Your instructions>
Your task is to retype all of the records below with complete accuracy.

Records for the exercise>
§

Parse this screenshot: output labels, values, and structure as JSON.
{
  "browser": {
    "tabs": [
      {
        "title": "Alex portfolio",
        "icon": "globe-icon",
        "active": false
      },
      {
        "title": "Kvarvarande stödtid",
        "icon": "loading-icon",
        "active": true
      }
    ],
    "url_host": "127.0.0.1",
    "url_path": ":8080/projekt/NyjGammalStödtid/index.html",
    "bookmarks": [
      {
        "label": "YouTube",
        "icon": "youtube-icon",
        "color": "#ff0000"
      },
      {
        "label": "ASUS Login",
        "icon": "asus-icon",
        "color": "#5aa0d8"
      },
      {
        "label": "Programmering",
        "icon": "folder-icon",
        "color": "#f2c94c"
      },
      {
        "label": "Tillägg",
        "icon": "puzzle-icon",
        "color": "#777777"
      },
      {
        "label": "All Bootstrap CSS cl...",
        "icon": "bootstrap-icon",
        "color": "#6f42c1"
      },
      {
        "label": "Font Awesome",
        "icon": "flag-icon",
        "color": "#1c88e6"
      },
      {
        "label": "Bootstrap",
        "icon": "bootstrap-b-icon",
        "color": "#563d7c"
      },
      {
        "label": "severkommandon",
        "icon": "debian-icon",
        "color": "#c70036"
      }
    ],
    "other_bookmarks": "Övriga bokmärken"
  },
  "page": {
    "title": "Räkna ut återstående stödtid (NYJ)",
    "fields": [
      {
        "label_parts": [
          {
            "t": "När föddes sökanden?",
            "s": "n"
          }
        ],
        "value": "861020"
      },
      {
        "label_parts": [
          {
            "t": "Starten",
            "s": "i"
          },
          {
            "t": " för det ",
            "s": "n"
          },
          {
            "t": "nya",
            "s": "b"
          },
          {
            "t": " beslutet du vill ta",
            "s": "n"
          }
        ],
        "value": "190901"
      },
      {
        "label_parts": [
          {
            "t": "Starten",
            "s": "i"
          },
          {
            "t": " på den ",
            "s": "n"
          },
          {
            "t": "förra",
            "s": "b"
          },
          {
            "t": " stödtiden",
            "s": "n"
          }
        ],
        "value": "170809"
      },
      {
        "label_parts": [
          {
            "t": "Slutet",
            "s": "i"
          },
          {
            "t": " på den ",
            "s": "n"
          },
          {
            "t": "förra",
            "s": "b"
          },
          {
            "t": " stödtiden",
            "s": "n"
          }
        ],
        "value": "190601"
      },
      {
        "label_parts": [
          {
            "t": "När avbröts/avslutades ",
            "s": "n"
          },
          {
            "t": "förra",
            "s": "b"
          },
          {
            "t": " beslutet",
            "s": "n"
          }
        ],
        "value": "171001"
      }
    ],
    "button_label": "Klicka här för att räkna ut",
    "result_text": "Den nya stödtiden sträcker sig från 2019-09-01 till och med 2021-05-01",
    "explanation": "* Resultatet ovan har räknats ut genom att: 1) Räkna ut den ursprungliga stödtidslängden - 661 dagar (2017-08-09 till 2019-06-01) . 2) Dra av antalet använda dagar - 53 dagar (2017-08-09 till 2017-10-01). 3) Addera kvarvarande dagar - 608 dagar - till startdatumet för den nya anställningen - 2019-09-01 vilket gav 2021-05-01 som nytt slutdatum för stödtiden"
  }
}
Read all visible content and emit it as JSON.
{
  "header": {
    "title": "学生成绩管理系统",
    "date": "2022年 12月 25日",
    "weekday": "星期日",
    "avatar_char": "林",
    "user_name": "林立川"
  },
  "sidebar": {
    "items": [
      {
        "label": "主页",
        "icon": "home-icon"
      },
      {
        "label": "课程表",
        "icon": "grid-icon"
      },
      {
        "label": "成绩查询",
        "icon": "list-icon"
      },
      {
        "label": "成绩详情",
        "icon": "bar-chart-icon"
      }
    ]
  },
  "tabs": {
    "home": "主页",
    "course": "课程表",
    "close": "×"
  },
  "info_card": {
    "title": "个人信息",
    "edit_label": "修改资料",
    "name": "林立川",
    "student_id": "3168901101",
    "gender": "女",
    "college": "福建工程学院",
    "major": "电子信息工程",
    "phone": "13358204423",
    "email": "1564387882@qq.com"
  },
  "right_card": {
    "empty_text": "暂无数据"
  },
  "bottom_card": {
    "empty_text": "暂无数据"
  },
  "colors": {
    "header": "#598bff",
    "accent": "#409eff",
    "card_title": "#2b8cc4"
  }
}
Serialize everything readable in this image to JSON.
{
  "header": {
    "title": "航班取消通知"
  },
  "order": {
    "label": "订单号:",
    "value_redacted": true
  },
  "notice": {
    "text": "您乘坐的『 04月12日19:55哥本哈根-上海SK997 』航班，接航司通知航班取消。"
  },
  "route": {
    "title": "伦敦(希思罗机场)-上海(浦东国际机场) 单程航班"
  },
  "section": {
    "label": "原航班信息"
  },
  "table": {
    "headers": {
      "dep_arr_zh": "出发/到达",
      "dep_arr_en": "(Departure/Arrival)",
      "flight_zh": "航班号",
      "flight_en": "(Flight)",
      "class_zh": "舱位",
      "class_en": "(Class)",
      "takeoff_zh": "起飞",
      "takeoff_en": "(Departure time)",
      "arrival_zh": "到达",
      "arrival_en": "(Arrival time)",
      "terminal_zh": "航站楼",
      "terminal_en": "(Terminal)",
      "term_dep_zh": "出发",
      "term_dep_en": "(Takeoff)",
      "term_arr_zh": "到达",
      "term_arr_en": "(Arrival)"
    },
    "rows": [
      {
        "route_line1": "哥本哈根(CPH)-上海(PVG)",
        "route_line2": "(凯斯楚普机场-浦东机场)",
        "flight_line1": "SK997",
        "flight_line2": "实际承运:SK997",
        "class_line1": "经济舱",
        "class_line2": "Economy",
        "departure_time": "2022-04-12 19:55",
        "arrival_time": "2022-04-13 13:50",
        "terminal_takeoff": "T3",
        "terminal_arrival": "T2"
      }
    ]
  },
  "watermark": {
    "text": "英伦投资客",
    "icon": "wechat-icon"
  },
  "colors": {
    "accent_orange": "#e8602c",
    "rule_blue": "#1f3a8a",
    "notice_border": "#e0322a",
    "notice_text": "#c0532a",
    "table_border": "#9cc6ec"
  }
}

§

Your response>
Parse this screenshot: output labels, values, and structure as JSON.
{
  "browser": {
    "tabs": [
      {
        "title": "Alex portfolio",
        "icon": "globe-icon",
        "active": false
      },
      {
        "title": "Kvarvarande stödtid",
        "icon": "loading-icon",
        "active": true
      }
    ],
    "url_host": "127.0.0.1",
    "url_path": ":8080/projekt/NyjGammalStödtid/index.html",
    "bookmarks": [
      {
        "label": "YouTube",
        "icon": "youtube-icon",
        "color": "#ff0000"
      },
      {
        "label": "ASUS Login",
        "icon": "asus-icon",
        "color": "#5aa0d8"
      },
      {
        "label": "Programmering",
        "icon": "folder-icon",
        "color": "#f2c94c"
      },
      {
        "label": "Tillägg",
        "icon": "puzzle-icon",
        "color": "#777777"
      },
      {
        "label": "All Bootstrap CSS cl...",
        "icon": "bootstrap-icon",
        "color": "#6f42c1"
      },
      {
        "label": "Font Awesome",
        "icon": "flag-icon",
        "color": "#1c88e6"
      },
      {
        "label": "Bootstrap",
        "icon": "bootstrap-b-icon",
        "color": "#563d7c"
      },
      {
        "label": "severkommandon",
        "icon": "debian-icon",
        "color": "#c70036"
      }
    ],
    "other_bookmarks": "Övriga bokmärken"
  },
  "page": {
    "title": "Räkna ut återstående stödtid (NYJ)",
    "fields": [
      {
        "label_parts": [
          {
            "t": "När föddes sökanden?",
            "s": "n"
          }
        ],
        "value": "861020"
      },
      {
        "label_parts": [
          {
            "t": "Starten",
            "s": "i"
          },
          {
            "t": " för det ",
            "s": "n"
          },
          {
            "t": "nya",
            "s": "b"
          },
          {
            "t": " beslutet du vill ta",
            "s": "n"
          }
        ],
        "value": "190901"
      },
      {
        "label_parts": [
          {
            "t": "Starten",
            "s": "i"
          },
          {
            "t": " på den ",
            "s": "n"
          },
          {
            "t": "förra",
            "s": "b"
          },
          {
            "t": " stödtiden",
            "s": "n"
          }
        ],
        "value": "170809"
      },
      {
        "label_parts": [
          {
            "t": "Slutet",
            "s": "i"
          },
          {
            "t": " på den ",
            "s": "n"
          },
          {
            "t": "förra",
            "s": "b"
          },
          {
            "t": " stödtiden",
            "s": "n"
          }
        ],
        "value": "190601"
      },
      {
        "label_parts": [
          {
            "t": "När avbröts/avslutades ",
            "s": "n"
          },
          {
            "t": "förra",
            "s": "b"
          },
          {
            "t": " beslutet",
            "s": "n"
          }
        ],
        "value": "171001"
      }
    ],
    "button_label": "Klicka här för att räkna ut",
    "result_text": "Den nya stödtiden sträcker sig från 2019-09-01 till och med 2021-05-01",
    "explanation": "* Resultatet ovan har räknats ut genom att: 1) Räkna ut den ursprungliga stödtidslängden - 661 dagar (2017-08-09 till 2019-06-01) . 2) Dra av antalet använda dagar - 53 dagar (2017-08-09 till 2017-10-01). 3) Addera kvarvarande dagar - 608 dagar - till startdatumet för den nya anställningen - 2019-09-01 vilket gav 2021-05-01 som nytt slutdatum för stödtiden"
  }
}
Read all visible content and emit it as JSON.
{
  "header": {
    "title": "学生成绩管理系统",
    "date": "2022年 12月 25日",
    "weekday": "星期日",
    "avatar_char": "林",
    "user_name": "林立川"
  },
  "sidebar": {
    "items": [
      {
        "label": "主页",
        "icon": "home-icon"
      },
      {
        "label": "课程表",
        "icon": "grid-icon"
      },
      {
        "label": "成绩查询",
        "icon": "list-icon"
      },
      {
        "label": "成绩详情",
        "icon": "bar-chart-icon"
      }
    ]
  },
  "tabs": {
    "home": "主页",
    "course": "课程表",
    "close": "×"
  },
  "info_card": {
    "title": "个人信息",
    "edit_label": "修改资料",
    "name": "林立川",
    "student_id": "3168901101",
    "gender": "女",
    "college": "福建工程学院",
    "major": "电子信息工程",
    "phone": "13358204423",
    "email": "1564387882@qq.com"
  },
  "right_card": {
    "empty_text": "暂无数据"
  },
  "bottom_card": {
    "empty_text": "暂无数据"
  },
  "colors": {
    "header": "#598bff",
    "accent": "#409eff",
    "card_title": "#2b8cc4"
  }
}
Serialize everything readable in this image to JSON.
{
  "header": {
    "title": "航班取消通知"
  },
  "order": {
    "label": "订单号:",
    "value_redacted": true
  },
  "notice": {
    "text": "您乘坐的『 04月12日19:55哥本哈根-上海SK997 』航班，接航司通知航班取消。"
  },
  "route": {
    "title": "伦敦(希思罗机场)-上海(浦东国际机场) 单程航班"
  },
  "section": {
    "label": "原航班信息"
  },
  "table": {
    "headers": {
      "dep_arr_zh": "出发/到达",
      "dep_arr_en": "(Departure/Arrival)",
      "flight_zh": "航班号",
      "flight_en": "(Flight)",
      "class_zh": "舱位",
      "class_en": "(Class)",
      "takeoff_zh": "起飞",
      "takeoff_en": "(Departure time)",
      "arrival_zh": "到达",
      "arrival_en": "(Arrival time)",
      "terminal_zh": "航站楼",
      "terminal_en": "(Terminal)",
      "term_dep_zh": "出发",
      "term_dep_en": "(Takeoff)",
      "term_arr_zh": "到达",
      "term_arr_en": "(Arrival)"
    },
    "rows": [
      {
        "route_line1": "哥本哈根(CPH)-上海(PVG)",
        "route_line2": "(凯斯楚普机场-浦东机场)",
        "flight_line1": "SK997",
        "flight_line2": "实际承运:SK997",
        "class_line1": "经济舱",
        "class_line2": "Economy",
        "departure_time": "2022-04-12 19:55",
        "arrival_time": "2022-04-13 13:50",
        "terminal_takeoff": "T3",
        "terminal_arrival": "T2"
      }
    ]
  },
  "watermark": {
    "text": "英伦投资客",
    "icon": "wechat-icon"
  },
  "colors": {
    "accent_orange": "#e8602c",
    "rule_blue": "#1f3a8a",
    "notice_border": "#e0322a",
    "notice_text": "#c0532a",
    "table_border": "#9cc6ec"
  }
}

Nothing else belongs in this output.